This 7-lesson unit, produced by the Stanford Program for International and Cross-Cultural Education (189 pages, $64.95), introduces students to key environmental issues through an exploration of the rice-based farming systems of Bangladesh, China, Indonesia, Japan, the Philippines, and Thailand.
Offers a synopsis of the state of the environment-air, water, noise and vibration, waste, forests, soil, etc. in Japan.
Briefly describes how the Japanese Ministry of Education, Culture, Sports, Science and Technology has been reflecting interest in the environment in various social policies.
Full text at http://www.env.go.jp/en/rep/ppac/vvceej.pdf
The aim of the vision is to establish a "Healthy, Rich and Beautiful Environmentally-Advanced Country" by realizing "virtuous circle for environment and economy," based on the concept that actions for environmental issues will boost the economic growth while the resultant economic growth will further improve the environment.
Provides links to the full text numerous laws and regulations regarding the environment.
This Japan Fact Sheet address Japan's commitment to the prevention of global warming (The Kyoto Protocol), its efforts at waste disposal and recycling, environmental protection groups in Japan, and Japan's environmental cooperation with other nations through its Official Development Assistance program. See also http://web-japan.org/factsheet/pdf/ENVIRONP.PDF for a Fact Sheet on environmental pollution.
This site offers answers to questions such as: What efforts are being made to make the air cleaner? What steps are being taken to reduce garbage? What measures have been taken to preserve the natural environment? What kinds of recycling are common in Japan ? What kind of pollution problems has Japan been plagued with?
Presents a case study of city-run Asanogawa Elementary School in the city of the Kanazawa. The project covers (1) conserving electricity (reducing CO2 emissions), (2) conserving fuel (also reducing CO2 emissions), (3) conserving water, (4) reduction of paper use, (5) reduction of waste generation, and (6) activities to care for nature.
This website shows tips to help kids think about the environment and their actions. It aims to encourage children all over the world to take an interest in environmental issues, and put their ideas into action.
Around 1,000 elementary and middle school students in the city of Kyoto gathered on November 1, 1997 to report on what they learned about living things in their midst.

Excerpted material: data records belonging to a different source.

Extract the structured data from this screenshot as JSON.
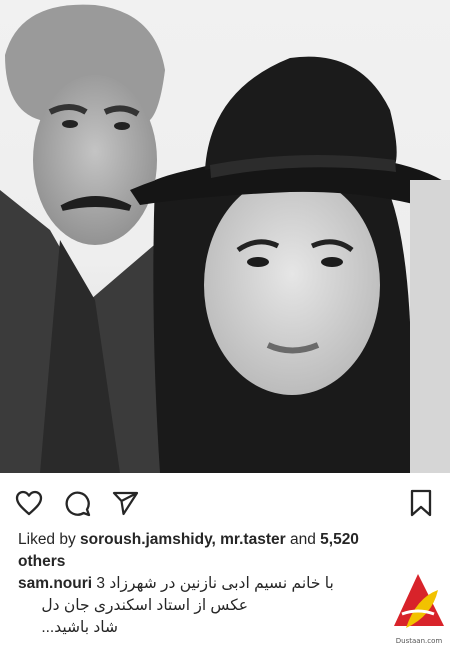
{
  "post": {
    "likes_prefix": "Liked by",
    "liked_users": "soroush.jamshidy, mr.taster",
    "likes_joiner": "and",
    "likes_count": "5,520",
    "likes_suffix": "others",
    "caption_user": "sam.nouri",
    "caption_line1": "با خانم نسیم ادبی نازنین در شهرزاد 3",
    "caption_line2": "عکس از استاد اسکندری جان دل",
    "caption_line3": "شاد باشید...",
    "watermark": "Dustaan.com"
  },
  "icons": {
    "like": "heart-icon",
    "comment": "comment-icon",
    "share": "paper-plane-icon",
    "save": "bookmark-icon"
  },
  "colors": {
    "text": "#262626",
    "watermark_red": "#d8232a",
    "watermark_yellow": "#f2c200"
  }
}
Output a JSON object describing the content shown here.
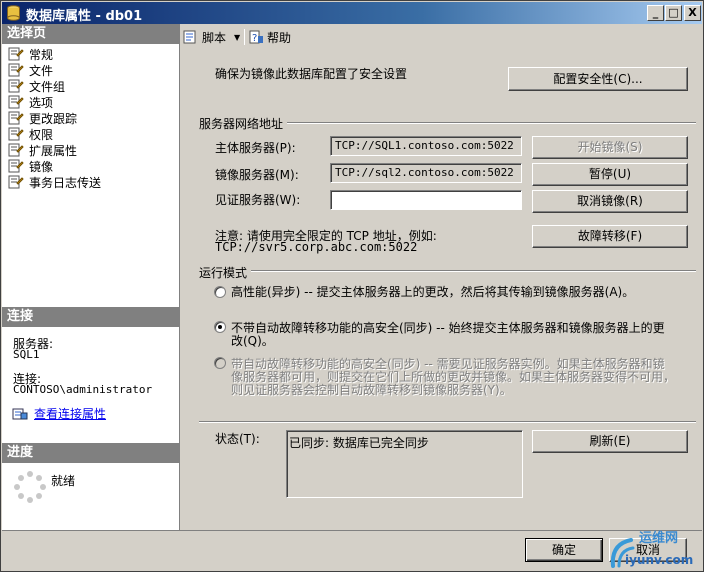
{
  "window": {
    "title": "数据库属性 - db01",
    "minimize": "_",
    "maximize": "□",
    "close": "X"
  },
  "sidebar": {
    "select_page_header": "选择页",
    "items": [
      {
        "label": "常规"
      },
      {
        "label": "文件"
      },
      {
        "label": "文件组"
      },
      {
        "label": "选项"
      },
      {
        "label": "更改跟踪"
      },
      {
        "label": "权限"
      },
      {
        "label": "扩展属性"
      },
      {
        "label": "镜像"
      },
      {
        "label": "事务日志传送"
      }
    ],
    "selected": "镜像",
    "connection_header": "连接",
    "server_label": "服务器:",
    "server_value": "SQL1",
    "connection_label": "连接:",
    "connection_value": "CONTOSO\\administrator",
    "view_connection_link": "查看连接属性",
    "progress_header": "进度",
    "progress_status": "就绪"
  },
  "toolbar": {
    "script_label": "脚本",
    "help_label": "帮助"
  },
  "main": {
    "security_note": "确保为镜像此数据库配置了安全设置",
    "configure_security_button": "配置安全性(C)...",
    "server_network_header": "服务器网络地址",
    "principal_label": "主体服务器(P):",
    "principal_value": "TCP://SQL1.contoso.com:5022",
    "mirror_label": "镜像服务器(M):",
    "mirror_value": "TCP://sql2.contoso.com:5022",
    "witness_label": "见证服务器(W):",
    "witness_value": "",
    "start_mirroring_button": "开始镜像(S)",
    "pause_button": "暂停(U)",
    "remove_mirroring_button": "取消镜像(R)",
    "failover_button": "故障转移(F)",
    "note_line1": "注意: 请使用完全限定的 TCP 地址，例如:",
    "note_line2": "TCP://svr5.corp.abc.com:5022",
    "operating_mode_header": "运行模式",
    "mode_high_performance": "高性能(异步) -- 提交主体服务器上的更改，然后将其传输到镜像服务器(A)。",
    "mode_high_safety_line1": "不带自动故障转移功能的高安全(同步) -- 始终提交主体服务器和镜像服务器上的更",
    "mode_high_safety_line2": "改(Q)。",
    "mode_auto_failover_line1": "带自动故障转移功能的高安全(同步) -- 需要见证服务器实例。如果主体服务器和镜",
    "mode_auto_failover_line2": "像服务器都可用，则提交在它们上所做的更改并镜像。如果主体服务器变得不可用，",
    "mode_auto_failover_line3": "则见证服务器会控制自动故障转移到镜像服务器(Y)。",
    "selected_mode": "high_safety",
    "status_label": "状态(T):",
    "status_value": "已同步: 数据库已完全同步",
    "refresh_button": "刷新(E)"
  },
  "footer": {
    "ok_button": "确定",
    "cancel_button": "取消"
  },
  "watermark": {
    "text_top": "运维网",
    "text_bottom": "iyunv.com"
  }
}
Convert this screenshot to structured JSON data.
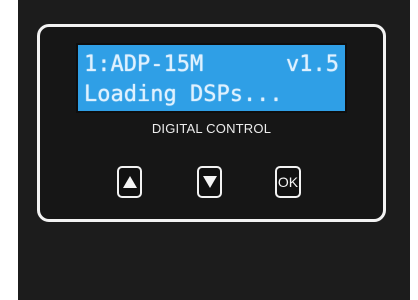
{
  "display": {
    "line1_model": "1:ADP-15M",
    "line1_version": "v1.5",
    "line2_status": "Loading DSPs...",
    "background_color": "#2f9fe6",
    "text_color": "#dff1ff"
  },
  "panel": {
    "label": "DIGITAL CONTROL"
  },
  "buttons": {
    "up_icon": "triangle-up-icon",
    "down_icon": "triangle-down-icon",
    "ok_label": "OK"
  },
  "colors": {
    "device_body": "#1c1c1c",
    "panel_border": "#f2f2f2"
  }
}
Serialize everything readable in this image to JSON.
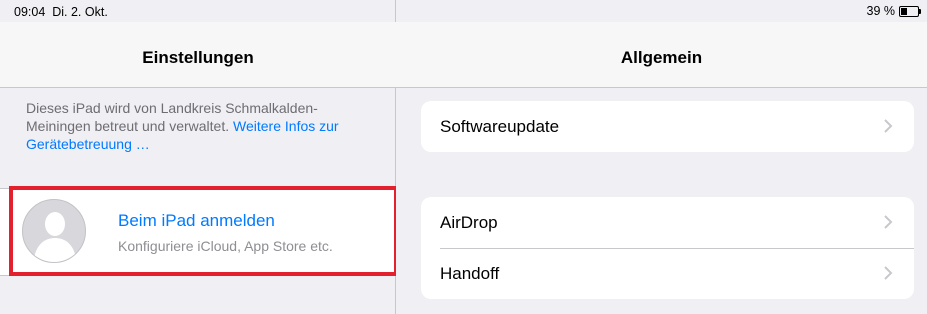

An article in the International Herald-Tribune that discusses the experience of a journalist and writer living in Tokyo as she deals with sorting her trash, her Japanese landlady, the neighbors, and the many categories of trash.
This special feature of the magazine Nipponia (volume 7, 1999) addresses Japan 's shift away from a "throw-away" society, the recycling efforts of companies and consumers, items made from recycled plastics, and fun and beautiful things that can be made with recycled items.
Presents an excerpt from an October 2002 article in National Geographic about Tokyo Bay. A downloadable map showing the 250 square km (nearly 100 square miles) of land reclaimed from the bay over the years is at http://magma.nationalgeographic.com/ngm/0210/ feature2/images/mp_download.2.pdf.
Compiled by Roger Sensenbaugh.